With years of VFD experience, we’ve seen many cases where growers experience costly pump downtime and expensive repairs for not properly protecting their VFD pumps. Conversely, we’ve also seen many cases where downtime and repair costs are avoided through the use of a well-protected VFD panel. With that in mind, this article provides an overview of VFDs and how to properly protect them to avoid costly pump downtime and repairs.
What is a VFD (Variable Frequency Drive)?
Most irrigation systems have variable flow and pressure needs. Variable frequency drives (VFDs) are electric controllers that vary the speed of the pump motor, allowing the pump to respond smoothly and efficiently to fluctuations in flow and/or pressure demand.
From orchards to vineyards and row crops, more and more growers across California are using VFDs to operate all types of irrigation pumps. The benefits of VFDs vary based on the crop, irrigation system, and electric utility serving your location.
- Lower costs through energy and maintenance savings
- Irrigation system flexibility and water conservation with variable speed capabilities
- Ability to easily throttle the VFD to control flow without using valves
- Easily program the drive to maintain certain flows or pressures based on in-field demand
- The cost and size of VFDs have decreased while performance has improved
- Some utilities require VFDs to minimize demand or line disturbance on the electric grid
- Rebates or incentives from electric utilities (i.e. PG&E)
- Longer motor life and less motor maintenance
Are VFDs Limited to Certain Types of Ag Irrigation Pumps?

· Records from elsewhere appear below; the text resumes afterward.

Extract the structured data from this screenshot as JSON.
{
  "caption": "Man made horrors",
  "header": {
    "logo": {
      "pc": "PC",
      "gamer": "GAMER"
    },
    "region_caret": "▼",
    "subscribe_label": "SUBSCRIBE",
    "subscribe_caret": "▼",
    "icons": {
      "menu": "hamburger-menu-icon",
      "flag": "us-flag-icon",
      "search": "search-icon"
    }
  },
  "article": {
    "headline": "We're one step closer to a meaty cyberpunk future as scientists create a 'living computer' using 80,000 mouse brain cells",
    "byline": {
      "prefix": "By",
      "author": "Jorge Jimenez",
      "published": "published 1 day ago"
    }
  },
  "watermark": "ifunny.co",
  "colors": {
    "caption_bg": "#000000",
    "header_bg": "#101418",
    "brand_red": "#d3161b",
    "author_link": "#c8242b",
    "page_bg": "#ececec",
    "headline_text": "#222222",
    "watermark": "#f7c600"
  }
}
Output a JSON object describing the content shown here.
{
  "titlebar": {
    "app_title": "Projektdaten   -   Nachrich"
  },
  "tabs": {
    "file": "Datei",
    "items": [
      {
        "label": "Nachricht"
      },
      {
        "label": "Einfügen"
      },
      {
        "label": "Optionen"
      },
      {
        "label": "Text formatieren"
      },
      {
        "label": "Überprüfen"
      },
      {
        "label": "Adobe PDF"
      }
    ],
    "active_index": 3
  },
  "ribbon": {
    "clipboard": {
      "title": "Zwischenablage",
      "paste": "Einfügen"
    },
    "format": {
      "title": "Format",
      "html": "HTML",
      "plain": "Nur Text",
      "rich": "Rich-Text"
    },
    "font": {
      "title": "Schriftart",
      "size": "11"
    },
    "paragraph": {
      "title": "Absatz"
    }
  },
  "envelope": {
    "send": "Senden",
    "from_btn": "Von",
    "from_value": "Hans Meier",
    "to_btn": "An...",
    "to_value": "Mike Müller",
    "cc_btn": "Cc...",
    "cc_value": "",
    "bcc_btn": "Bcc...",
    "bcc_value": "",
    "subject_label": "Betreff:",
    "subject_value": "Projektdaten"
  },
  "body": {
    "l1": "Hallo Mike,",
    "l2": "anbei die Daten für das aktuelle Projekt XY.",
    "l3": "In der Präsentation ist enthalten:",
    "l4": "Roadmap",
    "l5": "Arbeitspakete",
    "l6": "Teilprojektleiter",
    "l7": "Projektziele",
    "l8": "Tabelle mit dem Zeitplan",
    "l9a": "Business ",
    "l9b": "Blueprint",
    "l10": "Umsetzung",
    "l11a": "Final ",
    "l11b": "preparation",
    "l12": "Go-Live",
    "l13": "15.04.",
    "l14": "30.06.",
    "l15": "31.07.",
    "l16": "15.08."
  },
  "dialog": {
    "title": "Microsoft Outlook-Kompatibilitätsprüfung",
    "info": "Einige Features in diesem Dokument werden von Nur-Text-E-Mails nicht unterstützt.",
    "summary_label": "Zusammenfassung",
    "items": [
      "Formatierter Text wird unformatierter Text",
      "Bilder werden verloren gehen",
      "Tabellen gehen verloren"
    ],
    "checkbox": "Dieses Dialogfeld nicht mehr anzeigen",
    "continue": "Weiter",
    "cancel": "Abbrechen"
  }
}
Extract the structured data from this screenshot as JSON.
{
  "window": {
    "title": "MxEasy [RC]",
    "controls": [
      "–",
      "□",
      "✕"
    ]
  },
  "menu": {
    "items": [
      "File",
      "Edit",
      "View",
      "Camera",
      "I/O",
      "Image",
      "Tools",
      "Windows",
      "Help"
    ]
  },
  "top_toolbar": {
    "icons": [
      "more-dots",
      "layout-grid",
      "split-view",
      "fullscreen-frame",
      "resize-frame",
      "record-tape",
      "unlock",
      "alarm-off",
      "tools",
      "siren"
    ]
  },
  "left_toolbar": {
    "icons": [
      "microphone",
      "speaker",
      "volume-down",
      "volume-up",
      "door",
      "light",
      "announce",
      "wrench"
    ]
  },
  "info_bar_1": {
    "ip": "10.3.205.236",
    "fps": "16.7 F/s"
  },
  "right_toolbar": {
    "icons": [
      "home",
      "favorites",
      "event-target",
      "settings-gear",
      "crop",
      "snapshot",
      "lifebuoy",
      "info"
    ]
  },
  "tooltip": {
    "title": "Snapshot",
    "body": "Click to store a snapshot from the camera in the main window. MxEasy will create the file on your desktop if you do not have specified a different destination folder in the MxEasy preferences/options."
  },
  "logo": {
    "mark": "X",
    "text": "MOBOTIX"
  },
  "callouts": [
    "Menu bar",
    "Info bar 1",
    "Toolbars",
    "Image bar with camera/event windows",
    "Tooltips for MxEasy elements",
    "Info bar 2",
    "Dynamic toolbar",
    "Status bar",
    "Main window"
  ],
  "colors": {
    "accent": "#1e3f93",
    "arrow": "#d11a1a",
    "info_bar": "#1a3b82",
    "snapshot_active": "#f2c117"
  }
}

In our experience across Central California, VFDs are used on all types of irrigation pumps including deep well pumps, lift pumps and booster pumps of all sizes.
- Deep well vertical turbine pumps
- Lift pumps: Transferring water from reservoirs or canals
- Booster pumps: Used to increase the water pressure and/or flow rate
- Typical VFD pump horsepower range: 5 – 1,000 hp
Protecting Your VFDs
VFDs contain sensitive components and circuit boards, much like a computer. Therefore, voltage variation and surges without protective equipment can easily damage the VFD resulting in costly pump downtime and repairs. Replacing a damaged VFD can cost anywhere from $7,500 to $50,000+ depending on its horsepower requirements.
Although all VFDs have circuit breakers, a high percentage of VFDs don’t have additional protection from voltage variation and/or substantial voltage spikes from the power grid or catastrophic events like lightning strikes.
What Additional VFD Protection is Recommended?
Although circuit breakers provide important protection, including a Line Reactor and a Surge Suppressor as part of your VFD panel is highly recommended.
- Line Reactor (aka Voltage Filter) – High voltage microsecond transients are common in all power grids. A line reactor is an inductor that absorbs high voltage microsecond transients that can damage the VFDs running your pumps. Line reactors achieve this by slowing the rise time of the voltage spike to keep your VFDs safe. Breakers alone do not provide this type of added protection for your VFD.
- Surge Suppressor (aka TVSS) – A Transient Voltage Surge Suppressor (TVSS) is an older industry term which has been replaced in Standards bodies by the term “surge protective device” or SPD. A transient voltage surge suppressor is a device that is installed on your AC power line to act as a cutoff if there is a momentary surge of electrical power, also known as a “transient.” TVSS devices are considered crucial to the protection of sensitive equipment which would result in circuitry damage if power overloads were allowed to pass through to them. With regard to surge protection, TVSS devices or SPDs are by far the most popular forms of VFD damage avoidance available today.
How are Line Reactors and Surge Suppressors added to a VFD?
Cal-West Rain supplies VFD panels that comply with UL508 safety guidelines. In most cases, these panels are custom built by our UL508A certified shop and include the following equipment sized to the customer’s pump.
- Breaker – Schneider or similar
- VFD – Schneider, Yaskawa or similar
- Line Reactor (Voltage Filter) – TCI or MTE
- Surge Suppressor (TVSS) – Phoenix Contact, Raycap Strikesorb or similar
UL508 is the Standard for Safety for Industrial Control Equipment and covers industrial controls and related devices rated 1500 volts or less used for starting, stopping, regulating, controlling, or protecting electric motors.
If you have questions about VFDs (new installs, troubleshooting, repairs, etc.), contact the nearest Cal-West Rain branch. We’re a full-line irrigation and pump company serving the Central Valley and Central Coast of California. With branches in Kerman, Paso Robles, Hanford and Bakersfield, we’ve served the heart of California’s most productive farming region since 1989.
We’d like to thank Robert Keith, Industrial Automation Technology Specialist, at Graybar (Central California) for his technical expertise and input on this article. Graybar, a Fortune 500 company, is a leading North American distributor of high-quality components, equipment, and materials serving the industrial and utility markets, along with the construction, commercial, institutional, and government (CIG) markets.